• What to work on: Among the records below, how many lines contain the word "spinner"? The answer is a single number.

· · · · · · ·

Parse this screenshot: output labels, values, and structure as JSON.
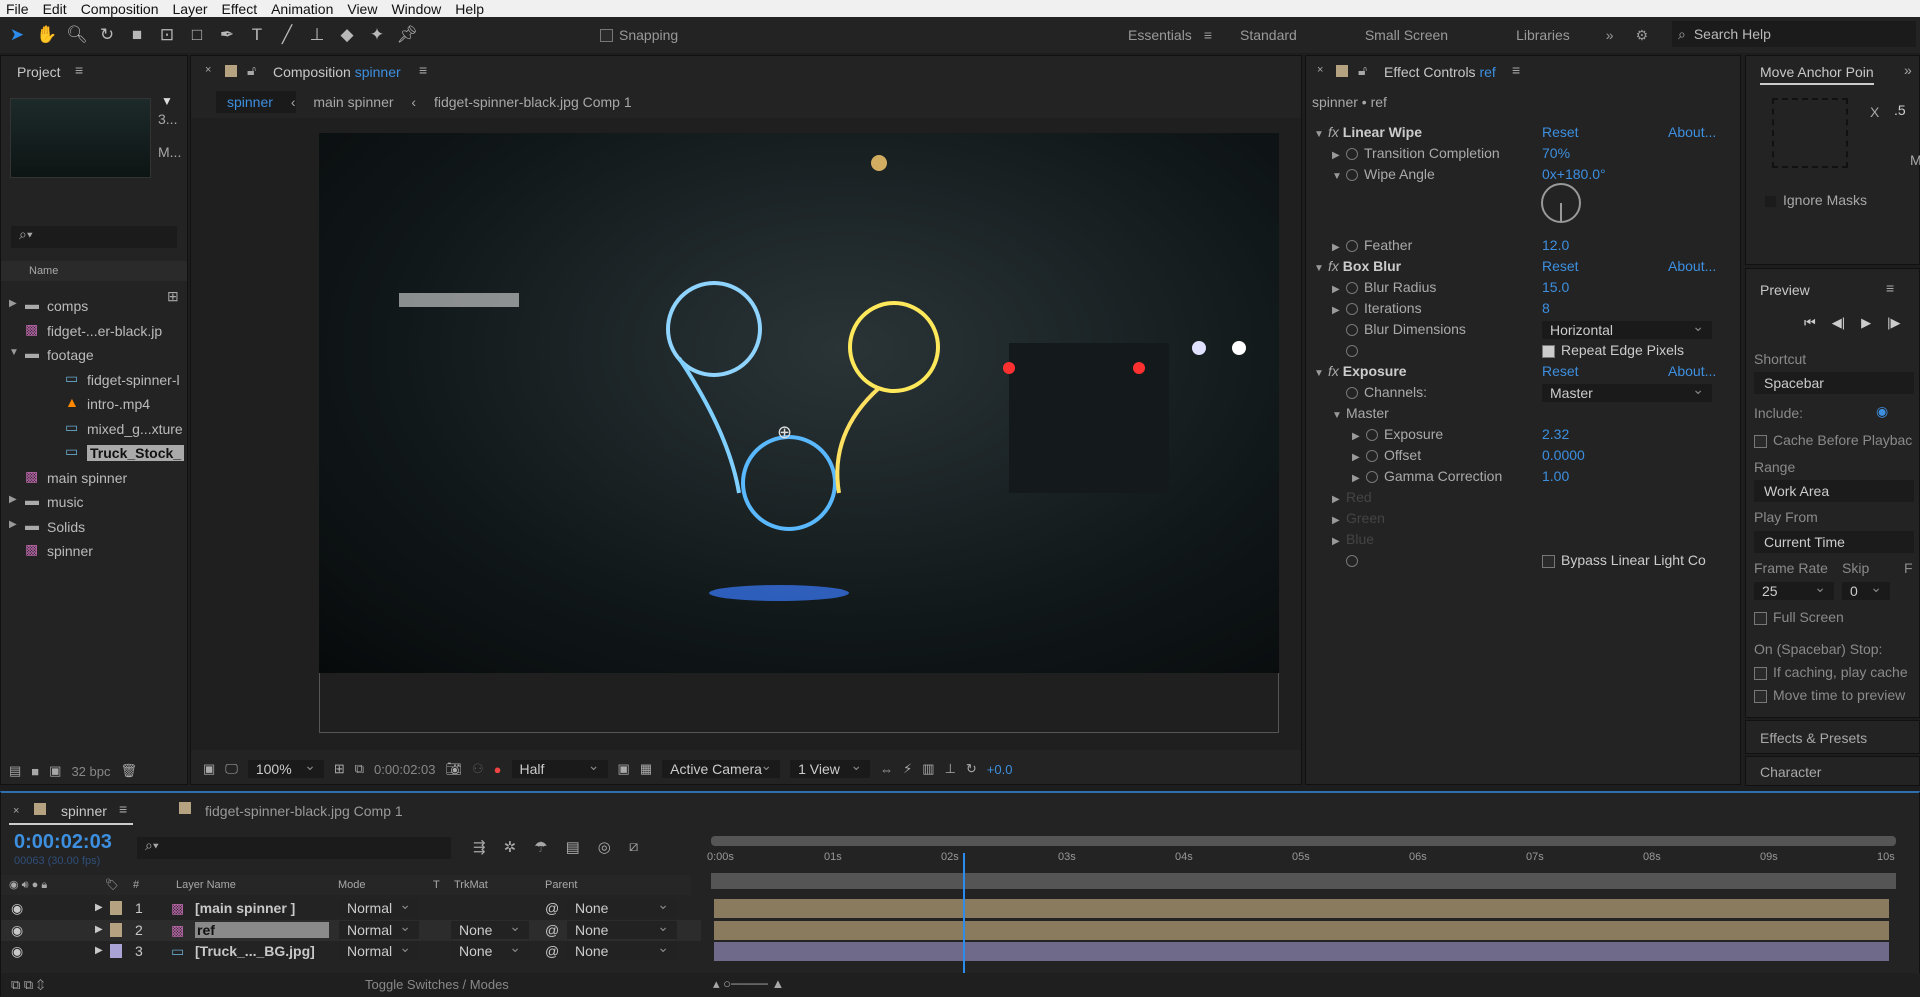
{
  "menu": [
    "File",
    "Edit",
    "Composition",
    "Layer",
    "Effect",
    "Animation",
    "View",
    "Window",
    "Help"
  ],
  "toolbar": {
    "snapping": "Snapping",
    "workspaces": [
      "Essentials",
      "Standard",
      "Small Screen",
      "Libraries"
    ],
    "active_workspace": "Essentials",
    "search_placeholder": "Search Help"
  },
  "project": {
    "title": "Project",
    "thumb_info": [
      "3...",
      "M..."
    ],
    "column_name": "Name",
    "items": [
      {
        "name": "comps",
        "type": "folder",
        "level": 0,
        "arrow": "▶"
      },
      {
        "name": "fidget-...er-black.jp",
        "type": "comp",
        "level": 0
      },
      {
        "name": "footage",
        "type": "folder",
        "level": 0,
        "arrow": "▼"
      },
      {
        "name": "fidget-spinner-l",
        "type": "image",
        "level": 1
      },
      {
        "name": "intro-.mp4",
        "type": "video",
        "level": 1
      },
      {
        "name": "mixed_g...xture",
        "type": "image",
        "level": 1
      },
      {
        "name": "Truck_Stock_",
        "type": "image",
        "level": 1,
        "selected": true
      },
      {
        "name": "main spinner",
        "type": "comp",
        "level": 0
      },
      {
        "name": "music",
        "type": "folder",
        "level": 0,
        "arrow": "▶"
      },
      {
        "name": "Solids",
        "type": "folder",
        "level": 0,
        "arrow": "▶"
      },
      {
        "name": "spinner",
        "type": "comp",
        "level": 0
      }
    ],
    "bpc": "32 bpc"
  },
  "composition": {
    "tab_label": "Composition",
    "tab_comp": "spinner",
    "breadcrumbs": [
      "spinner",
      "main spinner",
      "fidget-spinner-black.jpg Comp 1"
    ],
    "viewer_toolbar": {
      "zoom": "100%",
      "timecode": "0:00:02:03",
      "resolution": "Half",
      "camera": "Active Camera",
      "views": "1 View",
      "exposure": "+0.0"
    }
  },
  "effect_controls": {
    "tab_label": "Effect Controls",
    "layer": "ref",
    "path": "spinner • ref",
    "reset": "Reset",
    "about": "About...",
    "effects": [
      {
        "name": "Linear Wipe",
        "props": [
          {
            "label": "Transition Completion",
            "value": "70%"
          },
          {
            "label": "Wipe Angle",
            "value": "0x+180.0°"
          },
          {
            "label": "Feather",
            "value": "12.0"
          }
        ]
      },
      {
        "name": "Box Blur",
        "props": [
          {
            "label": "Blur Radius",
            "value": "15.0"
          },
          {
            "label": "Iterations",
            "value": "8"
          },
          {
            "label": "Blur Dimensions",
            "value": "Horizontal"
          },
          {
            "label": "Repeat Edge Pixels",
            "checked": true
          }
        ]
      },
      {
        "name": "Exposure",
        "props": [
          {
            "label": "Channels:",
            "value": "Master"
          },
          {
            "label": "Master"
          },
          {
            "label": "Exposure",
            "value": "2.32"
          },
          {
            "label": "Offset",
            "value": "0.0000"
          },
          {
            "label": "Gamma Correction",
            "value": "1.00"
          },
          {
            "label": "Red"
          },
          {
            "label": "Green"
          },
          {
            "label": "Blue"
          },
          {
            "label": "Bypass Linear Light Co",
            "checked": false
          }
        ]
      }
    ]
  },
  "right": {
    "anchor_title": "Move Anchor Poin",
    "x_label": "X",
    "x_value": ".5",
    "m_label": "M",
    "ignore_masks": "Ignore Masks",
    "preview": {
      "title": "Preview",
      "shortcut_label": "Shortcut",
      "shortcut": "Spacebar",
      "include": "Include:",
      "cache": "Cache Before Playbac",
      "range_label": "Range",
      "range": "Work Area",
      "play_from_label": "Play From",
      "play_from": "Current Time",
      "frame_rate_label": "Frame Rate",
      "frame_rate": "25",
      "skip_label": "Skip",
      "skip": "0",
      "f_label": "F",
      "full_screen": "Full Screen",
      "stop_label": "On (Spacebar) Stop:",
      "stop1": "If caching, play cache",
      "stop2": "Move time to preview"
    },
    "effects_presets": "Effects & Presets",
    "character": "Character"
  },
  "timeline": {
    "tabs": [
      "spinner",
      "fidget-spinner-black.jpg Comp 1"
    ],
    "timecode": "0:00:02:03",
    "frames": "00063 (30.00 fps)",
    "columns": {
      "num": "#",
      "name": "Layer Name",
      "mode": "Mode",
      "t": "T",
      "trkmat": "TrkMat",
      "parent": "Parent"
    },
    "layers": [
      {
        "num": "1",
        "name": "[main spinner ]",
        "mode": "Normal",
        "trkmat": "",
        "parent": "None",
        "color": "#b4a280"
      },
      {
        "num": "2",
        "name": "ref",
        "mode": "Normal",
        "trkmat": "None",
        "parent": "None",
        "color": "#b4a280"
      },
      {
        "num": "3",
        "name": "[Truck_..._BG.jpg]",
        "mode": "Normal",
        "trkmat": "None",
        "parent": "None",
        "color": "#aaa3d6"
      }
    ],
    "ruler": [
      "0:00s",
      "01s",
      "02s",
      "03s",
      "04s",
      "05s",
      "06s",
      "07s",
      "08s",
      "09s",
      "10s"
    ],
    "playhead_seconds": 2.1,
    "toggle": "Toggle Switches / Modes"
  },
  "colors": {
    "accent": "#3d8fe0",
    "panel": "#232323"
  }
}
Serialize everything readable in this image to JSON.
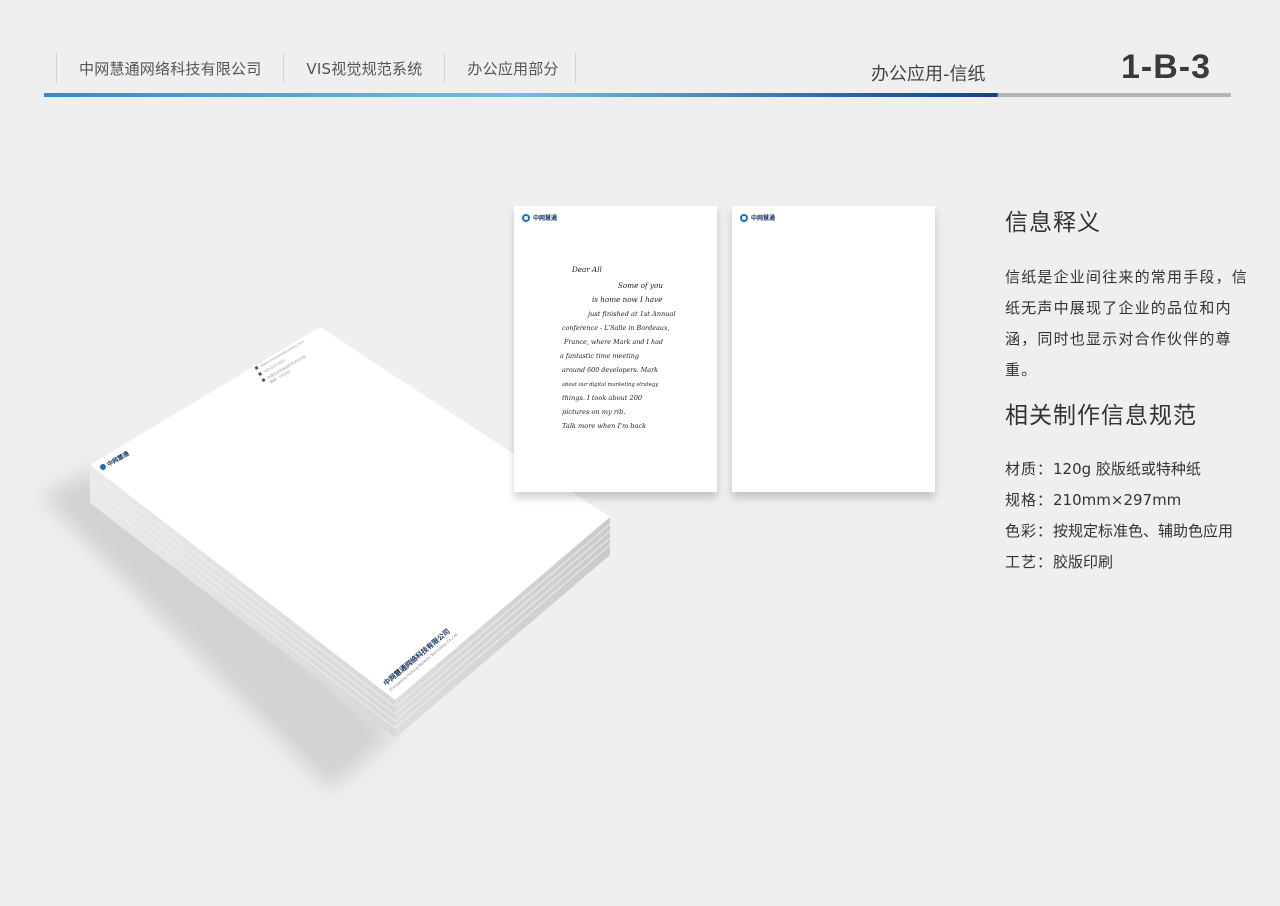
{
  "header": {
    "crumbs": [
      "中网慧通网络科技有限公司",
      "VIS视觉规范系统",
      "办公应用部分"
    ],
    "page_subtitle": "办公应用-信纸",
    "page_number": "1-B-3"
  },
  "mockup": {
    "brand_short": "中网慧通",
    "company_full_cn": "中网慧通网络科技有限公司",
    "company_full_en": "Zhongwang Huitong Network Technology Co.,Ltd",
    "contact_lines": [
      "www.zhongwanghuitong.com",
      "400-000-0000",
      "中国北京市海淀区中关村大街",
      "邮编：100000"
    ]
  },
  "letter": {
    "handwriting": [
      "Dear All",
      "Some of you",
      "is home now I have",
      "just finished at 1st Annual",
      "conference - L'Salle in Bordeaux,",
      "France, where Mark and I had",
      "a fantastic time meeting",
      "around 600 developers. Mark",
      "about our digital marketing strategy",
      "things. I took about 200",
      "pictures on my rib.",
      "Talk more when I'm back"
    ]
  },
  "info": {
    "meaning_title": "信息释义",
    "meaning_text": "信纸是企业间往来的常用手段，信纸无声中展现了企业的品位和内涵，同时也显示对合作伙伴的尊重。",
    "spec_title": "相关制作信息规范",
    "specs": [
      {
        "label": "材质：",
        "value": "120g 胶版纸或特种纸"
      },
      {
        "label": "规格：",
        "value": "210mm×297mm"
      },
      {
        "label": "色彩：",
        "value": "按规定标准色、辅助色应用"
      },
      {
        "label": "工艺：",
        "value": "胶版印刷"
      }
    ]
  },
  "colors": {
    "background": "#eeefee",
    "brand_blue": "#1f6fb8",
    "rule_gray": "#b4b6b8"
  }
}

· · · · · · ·

• Solved problem: 11